Gaming execs: Join 180 select leaders
from King, Glu, Rovio, Unity, Facebook, and more to plan your path to global domination in 2015. GamesBeat Summit
is invite-only -- apply here
. Ticket prices increase
on April 3rd!
Nielsen, the TV-tracking firm, confirmed today that Twitter chatter isn’t all hot air. In a study, Twitter buzz showed a strong relationship to actual TV ratings.
“While our study doesn’t prove causality, the correlation we uncovered is significant, and we will continue our research to deepen the industry’s understanding of this relationship,” said Nielsen media anaytics VP Mike Hess in an announcement on the news.
In addition to giving Twitter the official nod on ratings correlation, Nielsen also identified Twitter as one of the top three indicators of how a show will rate, along with ratings from the previous year and advertising spend.
In a nutshell, the study showed that a swell in Twitter chatter about a show correlated to a smaller swell in TV ratings. The bump was more noticeable in younger audiences (ages 18 to 34) and less pronounced for more mature TV viewers (ages 35 to 49).

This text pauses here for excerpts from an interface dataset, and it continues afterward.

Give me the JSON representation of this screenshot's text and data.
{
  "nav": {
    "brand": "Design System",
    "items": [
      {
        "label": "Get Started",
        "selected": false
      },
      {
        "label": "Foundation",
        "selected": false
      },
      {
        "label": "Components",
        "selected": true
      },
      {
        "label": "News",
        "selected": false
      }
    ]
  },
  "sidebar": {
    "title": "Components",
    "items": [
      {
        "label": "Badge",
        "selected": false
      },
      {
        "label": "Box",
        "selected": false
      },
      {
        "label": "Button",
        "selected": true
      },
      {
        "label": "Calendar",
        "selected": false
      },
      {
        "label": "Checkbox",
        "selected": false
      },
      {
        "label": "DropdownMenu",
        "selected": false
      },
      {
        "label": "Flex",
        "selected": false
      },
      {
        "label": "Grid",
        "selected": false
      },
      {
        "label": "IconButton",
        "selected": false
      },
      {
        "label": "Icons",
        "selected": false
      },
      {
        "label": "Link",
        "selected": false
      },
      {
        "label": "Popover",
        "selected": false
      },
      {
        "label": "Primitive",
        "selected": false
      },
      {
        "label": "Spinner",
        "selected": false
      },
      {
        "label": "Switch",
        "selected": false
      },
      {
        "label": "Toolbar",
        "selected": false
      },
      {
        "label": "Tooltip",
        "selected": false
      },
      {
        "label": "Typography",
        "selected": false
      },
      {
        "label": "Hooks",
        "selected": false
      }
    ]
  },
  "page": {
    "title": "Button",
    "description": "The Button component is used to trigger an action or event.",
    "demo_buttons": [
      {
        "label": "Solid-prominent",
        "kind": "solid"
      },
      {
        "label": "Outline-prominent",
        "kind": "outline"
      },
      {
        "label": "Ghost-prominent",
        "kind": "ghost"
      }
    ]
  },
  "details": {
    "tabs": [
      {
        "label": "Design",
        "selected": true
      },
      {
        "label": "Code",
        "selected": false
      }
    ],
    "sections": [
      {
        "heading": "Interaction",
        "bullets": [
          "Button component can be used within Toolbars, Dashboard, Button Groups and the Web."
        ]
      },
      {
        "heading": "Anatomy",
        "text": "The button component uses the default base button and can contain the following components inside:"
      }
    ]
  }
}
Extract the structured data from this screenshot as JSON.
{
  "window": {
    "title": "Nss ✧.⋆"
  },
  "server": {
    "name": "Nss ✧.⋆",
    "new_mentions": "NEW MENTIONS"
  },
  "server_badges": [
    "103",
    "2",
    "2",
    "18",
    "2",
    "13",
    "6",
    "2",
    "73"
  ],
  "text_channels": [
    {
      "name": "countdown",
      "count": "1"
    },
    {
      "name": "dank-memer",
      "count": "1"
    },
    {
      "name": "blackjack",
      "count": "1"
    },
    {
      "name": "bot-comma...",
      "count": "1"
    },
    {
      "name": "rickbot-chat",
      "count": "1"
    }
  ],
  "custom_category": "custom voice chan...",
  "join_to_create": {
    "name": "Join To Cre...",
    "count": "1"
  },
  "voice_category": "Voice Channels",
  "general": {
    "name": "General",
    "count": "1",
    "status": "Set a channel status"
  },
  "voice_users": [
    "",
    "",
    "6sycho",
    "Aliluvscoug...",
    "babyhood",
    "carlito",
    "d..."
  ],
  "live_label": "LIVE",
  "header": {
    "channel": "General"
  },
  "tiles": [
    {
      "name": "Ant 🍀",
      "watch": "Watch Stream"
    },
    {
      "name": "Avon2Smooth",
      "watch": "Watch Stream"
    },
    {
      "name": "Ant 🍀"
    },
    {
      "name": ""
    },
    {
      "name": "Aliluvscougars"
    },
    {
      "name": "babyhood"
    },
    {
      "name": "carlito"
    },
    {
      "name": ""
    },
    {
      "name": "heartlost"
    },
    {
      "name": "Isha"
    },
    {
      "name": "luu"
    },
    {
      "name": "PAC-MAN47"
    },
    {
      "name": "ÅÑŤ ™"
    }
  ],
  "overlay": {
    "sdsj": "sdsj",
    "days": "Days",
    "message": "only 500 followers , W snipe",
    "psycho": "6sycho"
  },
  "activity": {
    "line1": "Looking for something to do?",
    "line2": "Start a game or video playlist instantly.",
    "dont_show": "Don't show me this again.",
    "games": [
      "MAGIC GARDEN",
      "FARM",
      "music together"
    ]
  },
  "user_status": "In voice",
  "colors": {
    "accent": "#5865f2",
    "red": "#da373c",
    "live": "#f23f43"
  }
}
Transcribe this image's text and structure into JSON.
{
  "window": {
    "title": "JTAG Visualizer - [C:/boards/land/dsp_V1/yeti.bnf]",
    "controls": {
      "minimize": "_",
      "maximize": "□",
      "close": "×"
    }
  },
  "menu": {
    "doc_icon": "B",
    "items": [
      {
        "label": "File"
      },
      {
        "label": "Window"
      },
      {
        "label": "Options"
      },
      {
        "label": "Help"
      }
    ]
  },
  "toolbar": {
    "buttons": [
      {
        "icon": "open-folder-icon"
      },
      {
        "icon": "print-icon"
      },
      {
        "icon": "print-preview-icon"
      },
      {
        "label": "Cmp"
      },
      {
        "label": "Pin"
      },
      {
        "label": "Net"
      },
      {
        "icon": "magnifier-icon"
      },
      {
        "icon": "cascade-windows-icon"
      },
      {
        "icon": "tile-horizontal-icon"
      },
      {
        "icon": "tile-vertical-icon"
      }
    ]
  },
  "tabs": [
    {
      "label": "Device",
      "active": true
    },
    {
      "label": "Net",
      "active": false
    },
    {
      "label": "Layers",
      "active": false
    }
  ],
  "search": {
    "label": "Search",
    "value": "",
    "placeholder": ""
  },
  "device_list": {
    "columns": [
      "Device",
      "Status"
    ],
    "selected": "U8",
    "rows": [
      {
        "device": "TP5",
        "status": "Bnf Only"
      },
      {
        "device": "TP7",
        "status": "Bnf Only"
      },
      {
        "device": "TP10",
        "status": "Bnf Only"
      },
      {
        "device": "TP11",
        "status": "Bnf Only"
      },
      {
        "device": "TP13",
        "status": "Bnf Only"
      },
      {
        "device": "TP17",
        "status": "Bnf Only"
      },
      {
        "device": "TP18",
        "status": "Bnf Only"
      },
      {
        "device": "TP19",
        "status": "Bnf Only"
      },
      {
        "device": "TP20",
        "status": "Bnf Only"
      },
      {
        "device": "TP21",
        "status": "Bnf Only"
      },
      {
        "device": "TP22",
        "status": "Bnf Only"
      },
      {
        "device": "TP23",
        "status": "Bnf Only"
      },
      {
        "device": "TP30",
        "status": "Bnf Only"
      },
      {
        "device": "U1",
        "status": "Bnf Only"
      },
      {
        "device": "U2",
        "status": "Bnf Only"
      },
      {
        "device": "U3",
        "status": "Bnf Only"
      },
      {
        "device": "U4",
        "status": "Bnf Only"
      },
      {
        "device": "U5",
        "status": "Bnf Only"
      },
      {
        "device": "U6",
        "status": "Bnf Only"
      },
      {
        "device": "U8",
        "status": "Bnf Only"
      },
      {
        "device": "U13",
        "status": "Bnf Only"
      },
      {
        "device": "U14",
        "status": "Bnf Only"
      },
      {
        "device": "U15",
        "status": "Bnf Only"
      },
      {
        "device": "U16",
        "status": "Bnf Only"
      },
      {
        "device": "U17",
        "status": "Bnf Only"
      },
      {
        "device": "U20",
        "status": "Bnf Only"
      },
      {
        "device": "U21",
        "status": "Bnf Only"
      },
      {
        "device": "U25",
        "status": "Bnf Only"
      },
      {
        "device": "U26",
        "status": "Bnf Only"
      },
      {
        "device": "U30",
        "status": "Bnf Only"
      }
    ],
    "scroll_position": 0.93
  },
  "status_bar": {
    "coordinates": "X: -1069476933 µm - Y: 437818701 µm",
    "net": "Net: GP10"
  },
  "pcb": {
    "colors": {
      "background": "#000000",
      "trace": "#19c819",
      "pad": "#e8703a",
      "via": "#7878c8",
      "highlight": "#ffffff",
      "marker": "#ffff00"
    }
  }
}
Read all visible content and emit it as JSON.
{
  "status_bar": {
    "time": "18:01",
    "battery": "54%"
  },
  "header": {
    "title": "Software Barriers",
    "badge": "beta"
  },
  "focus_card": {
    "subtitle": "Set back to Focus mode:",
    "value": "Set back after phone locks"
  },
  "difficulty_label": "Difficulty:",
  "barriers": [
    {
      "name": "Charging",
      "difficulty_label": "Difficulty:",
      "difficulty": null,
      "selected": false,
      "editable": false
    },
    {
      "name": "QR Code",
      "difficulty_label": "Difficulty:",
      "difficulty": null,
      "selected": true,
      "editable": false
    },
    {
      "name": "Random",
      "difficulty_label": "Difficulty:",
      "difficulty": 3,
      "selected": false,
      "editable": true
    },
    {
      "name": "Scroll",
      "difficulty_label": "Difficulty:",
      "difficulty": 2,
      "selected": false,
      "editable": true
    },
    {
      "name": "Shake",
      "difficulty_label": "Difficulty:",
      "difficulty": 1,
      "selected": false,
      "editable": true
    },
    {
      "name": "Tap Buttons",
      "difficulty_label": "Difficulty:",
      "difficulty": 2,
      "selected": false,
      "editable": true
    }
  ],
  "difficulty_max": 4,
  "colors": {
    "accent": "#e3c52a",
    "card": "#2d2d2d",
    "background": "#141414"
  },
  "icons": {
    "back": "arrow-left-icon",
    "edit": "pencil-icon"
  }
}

For the younger group, an 8.5 percent rise in Twitter chatter about season premiers meant a one percent increase in ratings. For the older group, a 14 percent increase on Twitter meant a one percent ratings bump.
The highest positive correlation, however, was for the younger group and mid-season episodes, where a 4.2 percent bump on Twitter lined up with a one percent ratings increase.
Nielsen did this study with a third-party social analytics firm, but the TV ratings giant also has a standing partnership with Twitter itself. Called the Nielsen Twitter TV Rating, the new metric established in the partnership was designed to show how socially engaging a given program is based on Twitter users’ conversations and updates.
VentureBeat’s VB Insight team is studying email marketing tools.
Chime in here, and we’ll share the results